# Task goal
The records sit below. Return every line in them that holds the word "description".

# Information supplied
========================================================================
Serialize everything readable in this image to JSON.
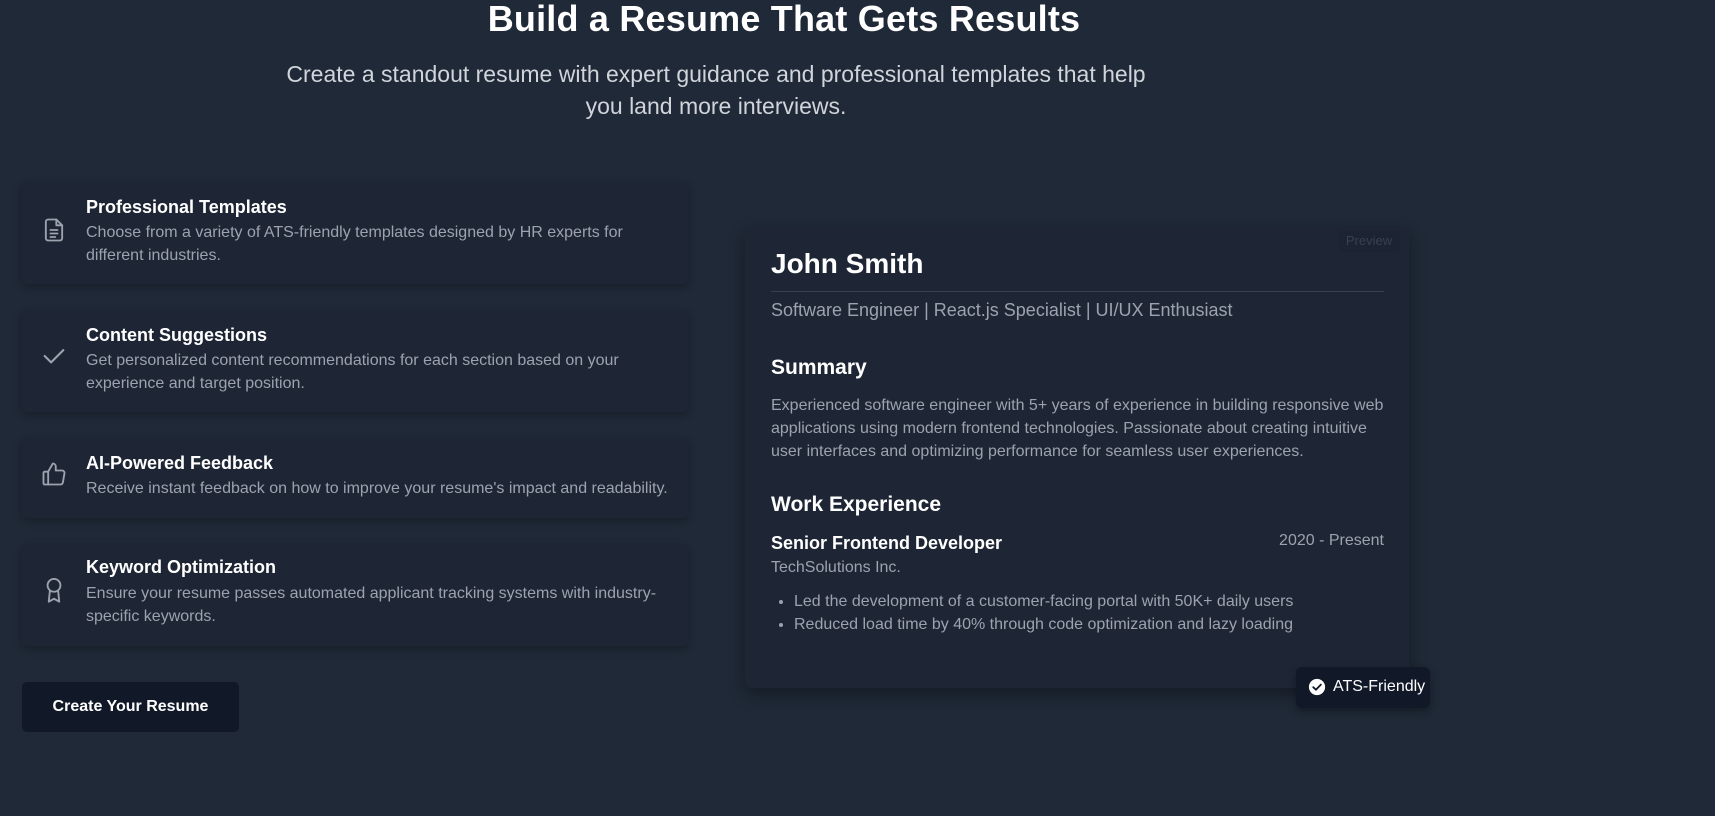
{
  "hero": {
    "title": "Build a Resume That Gets Results",
    "subtitle": "Create a standout resume with expert guidance and professional templates that help you land more interviews."
  },
  "features": [
    {
      "icon": "document-icon",
      "title": "Professional Templates",
      "description": "Choose from a variety of ATS-friendly templates designed by HR experts for different industries."
    },
    {
      "icon": "check-icon",
      "title": "Content Suggestions",
      "description": "Get personalized content recommendations for each section based on your experience and target position."
    },
    {
      "icon": "thumbs-up-icon",
      "title": "AI-Powered Feedback",
      "description": "Receive instant feedback on how to improve your resume's impact and readability."
    },
    {
      "icon": "award-icon",
      "title": "Keyword Optimization",
      "description": "Ensure your resume passes automated applicant tracking systems with industry-specific keywords."
    }
  ],
  "cta": {
    "label": "Create Your Resume"
  },
  "resume": {
    "preview_label": "Preview",
    "name": "John Smith",
    "tagline": "Software Engineer | React.js Specialist | UI/UX Enthusiast",
    "summary_heading": "Summary",
    "summary": "Experienced software engineer with 5+ years of experience in building responsive web applications using modern frontend technologies. Passionate about creating intuitive user interfaces and optimizing performance for seamless user experiences.",
    "experience_heading": "Work Experience",
    "job": {
      "title": "Senior Frontend Developer",
      "dates": "2020 - Present",
      "company": "TechSolutions Inc.",
      "bullets": [
        "Led the development of a customer-facing portal with 50K+ daily users",
        "Reduced load time by 40% through code optimization and lazy loading"
      ]
    }
  },
  "badge": {
    "label": "ATS-Friendly",
    "icon": "check-circle-icon"
  },
  "colors": {
    "background": "#1f2937",
    "card": "#1e2635",
    "button": "#111827",
    "muted_text": "#9ca3af"
  }
}
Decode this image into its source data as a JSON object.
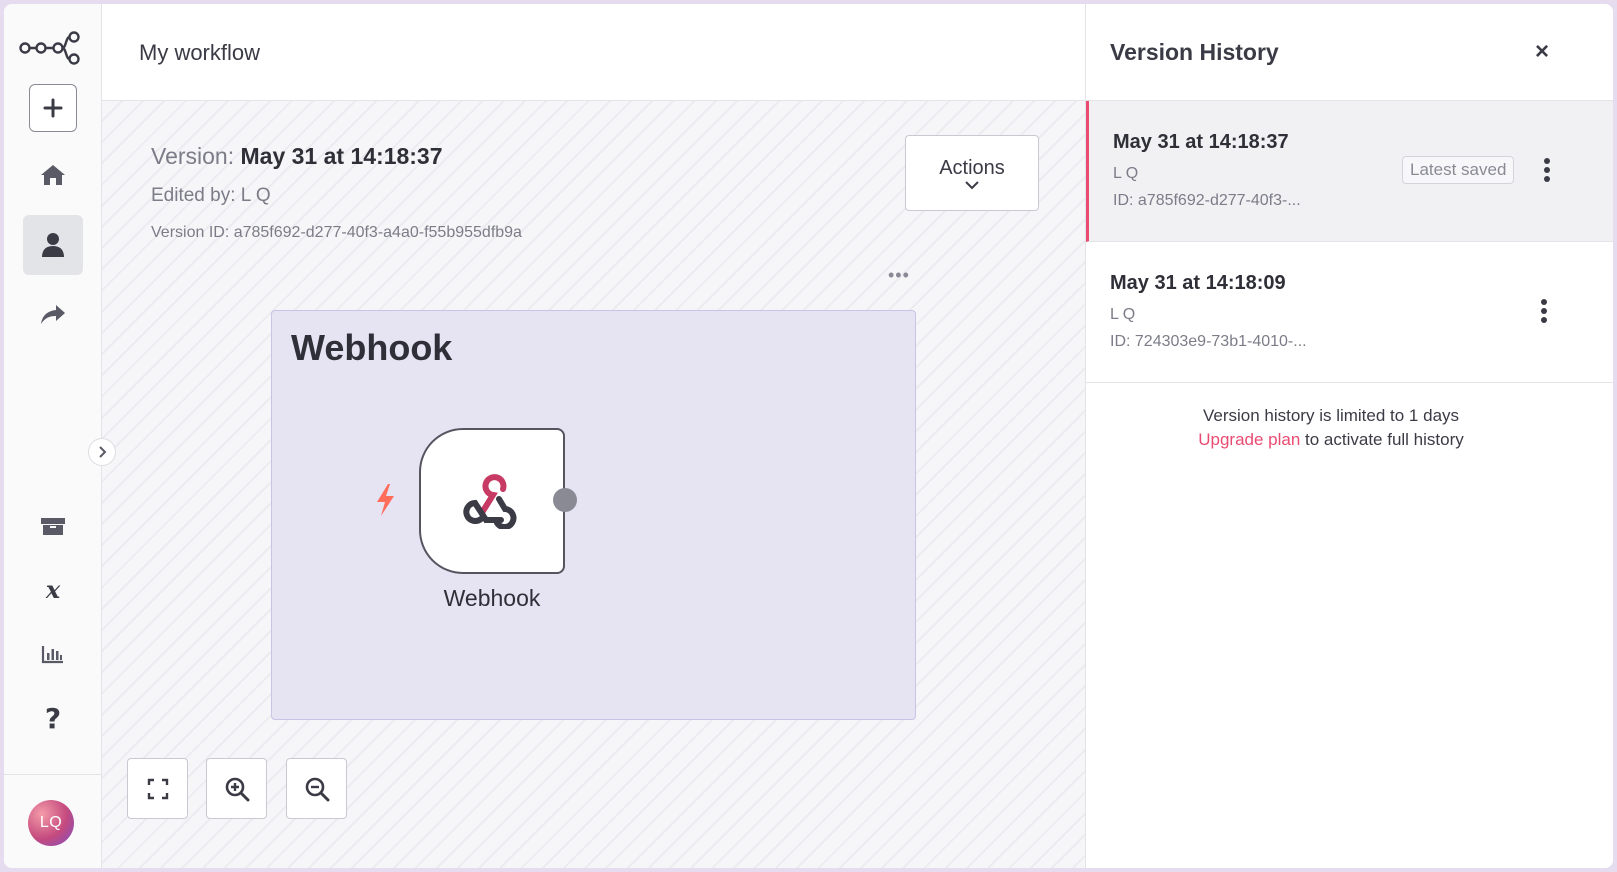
{
  "app": {
    "workflow_name": "My workflow"
  },
  "sidebar": {
    "items": [
      {
        "name": "add",
        "icon": "plus-icon"
      },
      {
        "name": "overview",
        "icon": "home-icon"
      },
      {
        "name": "personal",
        "icon": "user-icon",
        "active": true
      },
      {
        "name": "shared",
        "icon": "share-arrow-icon"
      },
      {
        "name": "templates",
        "icon": "box-icon"
      },
      {
        "name": "variables",
        "icon": "variable-x-icon"
      },
      {
        "name": "insights",
        "icon": "bar-chart-icon"
      },
      {
        "name": "help",
        "icon": "question-icon"
      }
    ],
    "avatar_initials": "LQ"
  },
  "canvas": {
    "version_label": "Version:",
    "version_value": "May 31 at 14:18:37",
    "edited_by": "Edited by: L Q",
    "version_id": "Version ID: a785f692-d277-40f3-a4a0-f55b955dfb9a",
    "actions_label": "Actions",
    "sticky_menu": "•••",
    "sticky_title": "Webhook",
    "node_label": "Webhook"
  },
  "version_history": {
    "title": "Version History",
    "close": "×",
    "versions": [
      {
        "date": "May 31 at 14:18:37",
        "author": "L Q",
        "id": "ID: a785f692-d277-40f3-...",
        "badge": "Latest saved"
      },
      {
        "date": "May 31 at 14:18:09",
        "author": "L Q",
        "id": "ID: 724303e9-73b1-4010-..."
      }
    ],
    "limit_text": "Version history is limited to 1 days",
    "upgrade_link": "Upgrade plan",
    "upgrade_suffix": " to activate full history"
  },
  "colors": {
    "accent": "#ea4b71",
    "sticky_bg": "#e6e3f3",
    "trigger": "#ff6d5a"
  }
}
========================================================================
# Your solution
      "description": "Choose from a variety of ATS-friendly templates designed by HR experts for different industries."
      "description": "Get personalized content recommendations for each section based on your experience and target position."
      "description": "Receive instant feedback on how to improve your resume's impact and readability."
      "description": "Ensure your resume passes automated applicant tracking systems with industry-specific keywords."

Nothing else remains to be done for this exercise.